The Khufu Valley Temple is a temple located near the Great Pyramid of Giza, Egypt. It is believed to have been built during the reign of the pharaoh Khufu, around 2550 BC, as part of the complex surrounding the Great Pyramid that included the Great Pyramid, Khufu Pyramid Temple, and Khufu Valley Temple. The temple was made of limestone and was situated on the east bank of the Nile River, on the same site of the Great Pyramid. The temple was relatively large, measuring around 105 meters long and 30 meters wide, and it was likely used for religious rituals and ceremonies in honor of the pharaoh Khufu.

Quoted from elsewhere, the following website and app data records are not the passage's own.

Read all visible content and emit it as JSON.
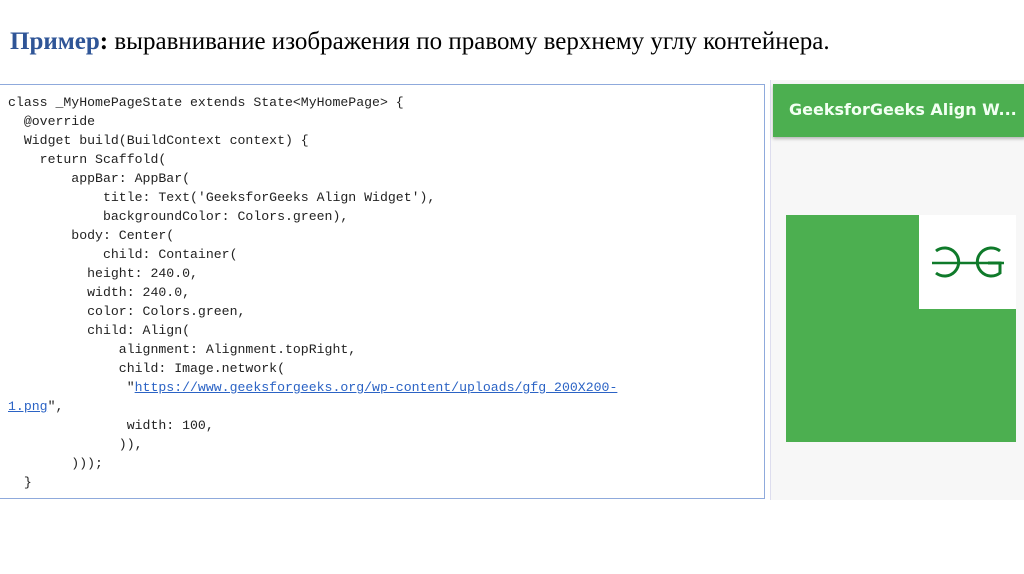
{
  "slide_title": {
    "keyword": "Пример",
    "colon": ":",
    "text": " выравнивание изображения по правому верхнему углу контейнера."
  },
  "code": {
    "before_url": "class _MyHomePageState extends State<MyHomePage> {\n  @override\n  Widget build(BuildContext context) {\n    return Scaffold(\n        appBar: AppBar(\n            title: Text('GeeksforGeeks Align Widget'),\n            backgroundColor: Colors.green),\n        body: Center(\n            child: Container(\n          height: 240.0,\n          width: 240.0,\n          color: Colors.green,\n          child: Align(\n              alignment: Alignment.topRight,\n              child: Image.network(\n               \"",
    "url": "https://www.geeksforgeeks.org/wp-content/uploads/gfg_200X200-\n1.png",
    "after_url": "\",\n               width: 100,\n              )),\n        )));\n  }"
  },
  "preview": {
    "appbar_title": "GeeksforGeeks Align W...",
    "logo_text": "GG",
    "colors": {
      "appbar": "#4caf50",
      "container": "#4caf50",
      "logo": "#0f7a2a"
    }
  }
}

The temple's entrance was on the east side, and it was decorated with reliefs depicting the pharaoh Khufu and various religious scenes. Inside the temple, there are several small rooms and chambers, including a small sanctuary where a statue of the pharaoh may have been placed. The temple also features a number of inscriptions and hieroglyphs, which provide valuable information about the history and significance of the pharaoh Khufu.
The temple was likely used for various religious rituals and ceremonies, many of which were associated with the god Horus and the pharaoh Khufu. The temple was used to provide offerings to the pharaoh and it was also used as a place of worship, where people would come to pray to the pharaoh and to the god Horus.
The temple was in the area of the modern day city of Giza that comes up to the Giza Plateau. In ancient times, it's likely that the banks of the Nile came up directly to the temple.